o States in the Dazzling Dozen are far more likely to have each of these key solar policies in place than other states, reinforcing the conclusion of U.S. Department of Energy research linking the presence of key solar policies to increases in solar energy deployment.
Strong public policies at every level of government can help unlock America’s potential for clean solar energy. To achieve America’s full solar potential:
o Local governments should adopt policies guaranteeing homeowners and businesses the right to generate power from the sunlight that strikes their properties and (where permitted) implement property-assessed clean energy (PACE) financing programs to expand access to solar energy. Local governments with municipal utilities should promote solar energy by providing financial incentives – such as feed-in-tariffs – to customers and invest in community-scale and utility-scale solar projects. In addition, local governments should adopt solar-friendly zoning rules and streamlined permitting procedures to eliminate red tape and make it easier and cheaper for Americans to “go solar.”

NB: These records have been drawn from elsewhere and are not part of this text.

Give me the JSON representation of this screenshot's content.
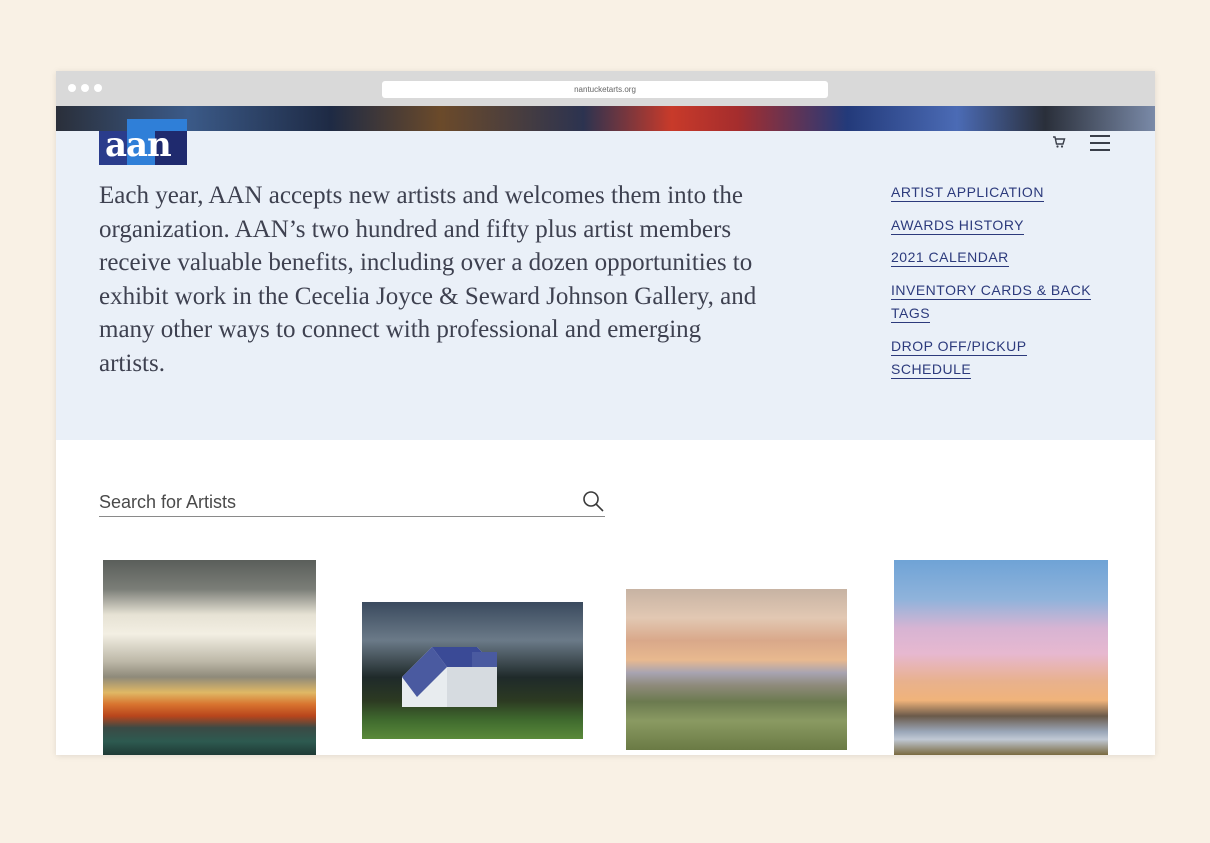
{
  "browser": {
    "url": "nantucketarts.org"
  },
  "logo": {
    "text": "aan"
  },
  "header": {
    "cart_icon": "cart-icon",
    "menu_icon": "hamburger-menu-icon"
  },
  "intro": {
    "text": "Each year, AAN accepts new artists and welcomes them into the organization. AAN’s two hundred and fifty plus artist members receive valuable benefits, including over a dozen opportunities to exhibit work in the Cecelia Joyce & Seward Johnson Gallery, and many other ways to connect with professional and emerging artists."
  },
  "sidebar_links": [
    {
      "label": "ARTIST APPLICATION"
    },
    {
      "label": "AWARDS HISTORY"
    },
    {
      "label": "2021 CALENDAR"
    },
    {
      "label": "INVENTORY CARDS & BACK TAGS"
    },
    {
      "label": "DROP OFF/PICKUP SCHEDULE"
    }
  ],
  "search": {
    "placeholder": "Search for Artists",
    "icon": "search-icon"
  },
  "gallery": [
    {
      "name": "artwork-1"
    },
    {
      "name": "artwork-2"
    },
    {
      "name": "artwork-3"
    },
    {
      "name": "artwork-4"
    }
  ]
}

o State governments should set ambitious goals for solar energy and adopt policies – including many of those described in this report – to meet them. State governments should also use their role as the primary regulators of electric utilities to encourage utility investments in solar energy, implement rate structures that maximize the benefits of solar energy to consumers, and support smart investments to move toward a more intelligent electric grid in which distributed sources of energy such as solar power play a larger role.
o The federal government should continue key tax credits for solar energy, encourage responsible development of prime solar resources on public lands in the American West, and support research, development and deployment efforts designed to reduce the cost of solar energy and smooth the incorporation of large amounts of solar energy into the electric grid.
o All levels of government should lead by example by installing solar energy technologies on government buildings.
* In this report, “solar photovoltaic capacity” refers to installed solar photovoltaic systems, both distributed and utility-scale. “Solar electricity capacity” refers to all solar technologies that generate electricity, including concentrating solar power systems that use the sun’s heat – rather than its light – to generate electricity. The figures in this report do not include other solar energy technologies, such as solar water heating, that are increasingly important sources of clean energy.